How are these notations related (if at all), or are they the same? Since I'm not sure if it's what people usually write, I'll clarify $\langle,\rangle$ is a mapping.
- $\langle a,b\rangle=c$
- $a:b\to c$
- $a(b)=c$ (a as a function of b)
- $\langle,\rangle:(a,b)\to c$ or $\langle,\rangle:a\times b\to c$
I'm also not sure what any of these mean, so there could be mistakes. Some of the notation I've used here is from a youtube channel XylyXylyX, what is a tensor.
Edits: I think 2 and 3 are the same, but someone told me 2 and 1 mean the same thing and $a(b)$ is just one type of way to make $a$ be a map (act on something). Or (as in 4) is $\langle,\rangle$ the map but information about it is encoded in $a$ ($a$ is just used somewhere but is part of the function like $\langle a,b\rangle=ab$)?
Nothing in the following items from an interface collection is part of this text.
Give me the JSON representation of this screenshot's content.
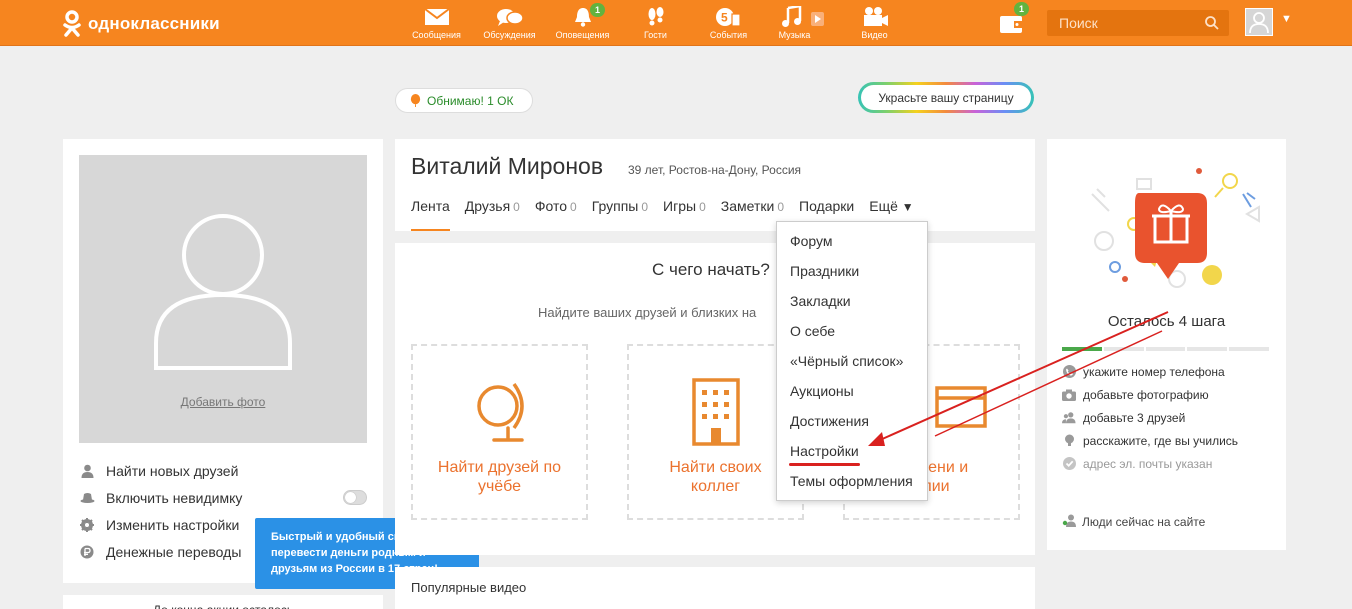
{
  "header": {
    "logo_text": "одноклассники",
    "nav": [
      {
        "label": "Сообщения",
        "icon": "envelope-icon",
        "badge": ""
      },
      {
        "label": "Обсуждения",
        "icon": "chat-bubbles-icon",
        "badge": ""
      },
      {
        "label": "Оповещения",
        "icon": "bell-icon",
        "badge": "1"
      },
      {
        "label": "Гости",
        "icon": "footprints-icon",
        "badge": ""
      },
      {
        "label": "События",
        "icon": "events-five-icon",
        "badge": ""
      },
      {
        "label": "Музыка",
        "icon": "music-note-icon",
        "badge": ""
      },
      {
        "label": "Видео",
        "icon": "video-camera-icon",
        "badge": ""
      }
    ],
    "wallet_badge": "1",
    "search_placeholder": "Поиск",
    "accent_color": "#f6851f"
  },
  "pills": {
    "ok_text": "Обнимаю! 1 ОК",
    "decorate_text": "Украсьте вашу страницу"
  },
  "left": {
    "add_photo": "Добавить фото",
    "menu": [
      {
        "label": "Найти новых друзей",
        "icon": "person-icon"
      },
      {
        "label": "Включить невидимку",
        "icon": "hat-icon"
      },
      {
        "label": "Изменить настройки",
        "icon": "gear-icon"
      },
      {
        "label": "Денежные переводы",
        "icon": "ruble-icon"
      }
    ],
    "bottom_text": "До конца акции осталось"
  },
  "tooltip": {
    "text": "Быстрый и удобный способ перевести деньги родным и друзьям из России в 17 стран!",
    "close": "×"
  },
  "profile": {
    "name": "Виталий Миронов",
    "info": "39 лет, Ростов-на-Дону, Россия",
    "tabs": [
      {
        "label": "Лента",
        "count": ""
      },
      {
        "label": "Друзья",
        "count": "0"
      },
      {
        "label": "Фото",
        "count": "0"
      },
      {
        "label": "Группы",
        "count": "0"
      },
      {
        "label": "Игры",
        "count": "0"
      },
      {
        "label": "Заметки",
        "count": "0"
      },
      {
        "label": "Подарки",
        "count": ""
      },
      {
        "label": "Ещё",
        "count": ""
      }
    ]
  },
  "start": {
    "title": "С чего начать?",
    "subtitle": "Найдите ваших друзей и близких на",
    "boxes": [
      {
        "line1": "Найти друзей по",
        "line2": "учёбе",
        "icon": "globe-icon"
      },
      {
        "line1": "Найти своих",
        "line2": "коллег",
        "icon": "building-icon"
      },
      {
        "line1": "о имени и",
        "line2": "илии",
        "icon": "id-card-icon"
      }
    ]
  },
  "videos": {
    "label": "Популярные видео"
  },
  "dropdown": {
    "items": [
      "Форум",
      "Праздники",
      "Закладки",
      "О себе",
      "«Чёрный список»",
      "Аукционы",
      "Достижения",
      "Настройки",
      "Темы оформления"
    ]
  },
  "right": {
    "steps_title": "Осталось 4 шага",
    "progress": {
      "done": 1,
      "total": 5
    },
    "steps": [
      {
        "label": "укажите номер телефона",
        "icon": "phone-icon",
        "done": false
      },
      {
        "label": "добавьте фотографию",
        "icon": "camera-icon",
        "done": false
      },
      {
        "label": "добавьте 3 друзей",
        "icon": "people-icon",
        "done": false
      },
      {
        "label": "расскажите, где вы учились",
        "icon": "graduation-icon",
        "done": false
      },
      {
        "label": "адрес эл. почты указан",
        "icon": "check-circle-icon",
        "done": true
      }
    ],
    "online": "Люди сейчас на сайте"
  }
}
Technical changes: I added "if at all" to the first sentence and explicitly stated I'm using $\langle,\rangle$ because that's what I'm used to, even though it's also sometimes used as an inner product. Since this may have made the question misleading I changed the title from "Notations for Mappings" to "What Notations Describe a Mapping". Hopefully these flush out the question a little more.